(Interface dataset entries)

========================================

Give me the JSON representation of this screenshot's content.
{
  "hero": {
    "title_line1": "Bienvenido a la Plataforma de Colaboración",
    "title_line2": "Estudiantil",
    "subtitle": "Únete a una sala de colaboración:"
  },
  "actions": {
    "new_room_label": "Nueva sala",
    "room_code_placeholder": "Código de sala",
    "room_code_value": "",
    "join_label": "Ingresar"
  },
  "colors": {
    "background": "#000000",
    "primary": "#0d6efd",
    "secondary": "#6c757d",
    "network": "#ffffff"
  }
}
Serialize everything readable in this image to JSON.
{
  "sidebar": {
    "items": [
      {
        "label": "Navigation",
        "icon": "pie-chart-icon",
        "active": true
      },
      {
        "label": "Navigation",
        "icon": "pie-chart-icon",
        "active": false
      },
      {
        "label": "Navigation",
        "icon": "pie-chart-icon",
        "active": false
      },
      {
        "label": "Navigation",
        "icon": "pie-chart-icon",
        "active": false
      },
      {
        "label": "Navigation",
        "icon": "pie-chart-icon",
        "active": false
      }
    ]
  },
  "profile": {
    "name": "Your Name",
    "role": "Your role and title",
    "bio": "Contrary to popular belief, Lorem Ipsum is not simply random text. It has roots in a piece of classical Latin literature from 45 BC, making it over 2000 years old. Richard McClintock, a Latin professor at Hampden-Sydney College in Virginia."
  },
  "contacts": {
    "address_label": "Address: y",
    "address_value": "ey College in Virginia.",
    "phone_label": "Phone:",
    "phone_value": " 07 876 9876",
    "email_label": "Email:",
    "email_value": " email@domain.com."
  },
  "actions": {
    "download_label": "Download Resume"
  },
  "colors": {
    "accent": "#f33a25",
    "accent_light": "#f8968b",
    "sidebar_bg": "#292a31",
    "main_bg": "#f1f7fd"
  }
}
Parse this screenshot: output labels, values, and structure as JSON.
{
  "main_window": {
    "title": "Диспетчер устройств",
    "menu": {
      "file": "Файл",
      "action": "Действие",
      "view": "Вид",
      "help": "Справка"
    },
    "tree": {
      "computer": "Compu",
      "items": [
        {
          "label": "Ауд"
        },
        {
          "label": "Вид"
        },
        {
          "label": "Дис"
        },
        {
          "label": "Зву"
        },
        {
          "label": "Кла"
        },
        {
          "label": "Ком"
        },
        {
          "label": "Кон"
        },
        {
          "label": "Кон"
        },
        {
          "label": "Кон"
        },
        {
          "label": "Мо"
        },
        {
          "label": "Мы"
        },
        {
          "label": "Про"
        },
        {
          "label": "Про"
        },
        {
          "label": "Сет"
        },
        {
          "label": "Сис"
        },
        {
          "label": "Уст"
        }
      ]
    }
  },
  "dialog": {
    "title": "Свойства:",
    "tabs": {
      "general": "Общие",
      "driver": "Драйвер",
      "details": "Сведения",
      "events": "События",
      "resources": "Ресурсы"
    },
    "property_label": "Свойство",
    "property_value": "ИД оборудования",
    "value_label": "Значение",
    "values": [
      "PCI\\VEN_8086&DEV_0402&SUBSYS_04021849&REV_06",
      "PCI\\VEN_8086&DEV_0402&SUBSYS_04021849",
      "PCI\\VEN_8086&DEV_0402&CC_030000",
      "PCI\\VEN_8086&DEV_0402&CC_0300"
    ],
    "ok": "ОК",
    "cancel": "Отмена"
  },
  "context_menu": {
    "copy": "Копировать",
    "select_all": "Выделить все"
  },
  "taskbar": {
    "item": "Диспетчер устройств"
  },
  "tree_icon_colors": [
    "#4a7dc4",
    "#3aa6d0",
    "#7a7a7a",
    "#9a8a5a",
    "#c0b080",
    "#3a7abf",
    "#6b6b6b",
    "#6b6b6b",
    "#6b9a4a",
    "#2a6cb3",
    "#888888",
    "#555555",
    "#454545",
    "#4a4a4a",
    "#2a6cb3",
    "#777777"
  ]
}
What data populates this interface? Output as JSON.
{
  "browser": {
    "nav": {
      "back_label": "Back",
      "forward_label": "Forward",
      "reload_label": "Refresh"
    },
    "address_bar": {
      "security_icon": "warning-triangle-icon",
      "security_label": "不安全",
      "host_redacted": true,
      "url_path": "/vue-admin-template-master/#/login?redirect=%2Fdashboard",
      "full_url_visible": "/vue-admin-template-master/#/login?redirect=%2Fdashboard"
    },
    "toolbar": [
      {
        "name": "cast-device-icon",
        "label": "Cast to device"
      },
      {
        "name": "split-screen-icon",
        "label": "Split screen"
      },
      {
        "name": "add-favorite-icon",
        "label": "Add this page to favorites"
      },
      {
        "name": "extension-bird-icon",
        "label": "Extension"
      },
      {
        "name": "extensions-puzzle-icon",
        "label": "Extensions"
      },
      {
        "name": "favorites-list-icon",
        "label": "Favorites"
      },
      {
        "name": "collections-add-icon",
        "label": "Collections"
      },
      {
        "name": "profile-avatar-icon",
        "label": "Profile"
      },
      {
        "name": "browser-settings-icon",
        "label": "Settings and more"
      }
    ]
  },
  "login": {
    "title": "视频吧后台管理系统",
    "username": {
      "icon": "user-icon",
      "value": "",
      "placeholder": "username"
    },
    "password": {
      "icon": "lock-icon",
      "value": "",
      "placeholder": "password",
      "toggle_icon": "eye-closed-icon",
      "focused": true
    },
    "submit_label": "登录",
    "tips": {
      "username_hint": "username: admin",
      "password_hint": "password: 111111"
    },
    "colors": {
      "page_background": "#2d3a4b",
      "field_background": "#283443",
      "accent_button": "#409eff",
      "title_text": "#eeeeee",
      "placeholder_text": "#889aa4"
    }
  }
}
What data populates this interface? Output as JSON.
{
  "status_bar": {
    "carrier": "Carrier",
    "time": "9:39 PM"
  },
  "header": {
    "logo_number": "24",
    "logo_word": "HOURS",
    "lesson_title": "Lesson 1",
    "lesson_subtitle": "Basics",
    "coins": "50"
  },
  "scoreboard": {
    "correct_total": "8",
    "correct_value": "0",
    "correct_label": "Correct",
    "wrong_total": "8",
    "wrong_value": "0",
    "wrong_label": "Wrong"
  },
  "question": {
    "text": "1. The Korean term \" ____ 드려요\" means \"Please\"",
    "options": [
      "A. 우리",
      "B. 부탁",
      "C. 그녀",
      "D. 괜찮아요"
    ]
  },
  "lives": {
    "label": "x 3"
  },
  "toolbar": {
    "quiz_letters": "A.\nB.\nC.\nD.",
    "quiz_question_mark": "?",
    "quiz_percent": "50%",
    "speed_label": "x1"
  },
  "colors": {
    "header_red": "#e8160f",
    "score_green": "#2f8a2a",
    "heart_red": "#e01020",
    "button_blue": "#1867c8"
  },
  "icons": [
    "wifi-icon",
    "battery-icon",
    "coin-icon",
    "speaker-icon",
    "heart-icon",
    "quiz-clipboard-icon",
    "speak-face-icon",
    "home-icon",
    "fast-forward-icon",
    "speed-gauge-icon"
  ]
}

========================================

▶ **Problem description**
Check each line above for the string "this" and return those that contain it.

▶ **Exercise solution**
Give me the JSON representation of this screenshot's content.
Serialize everything readable in this image to JSON.
Parse this screenshot: output labels, values, and structure as JSON.
What data populates this interface? Output as JSON.
        "label": "Add this page to favorites"
What data populates this interface? Output as JSON.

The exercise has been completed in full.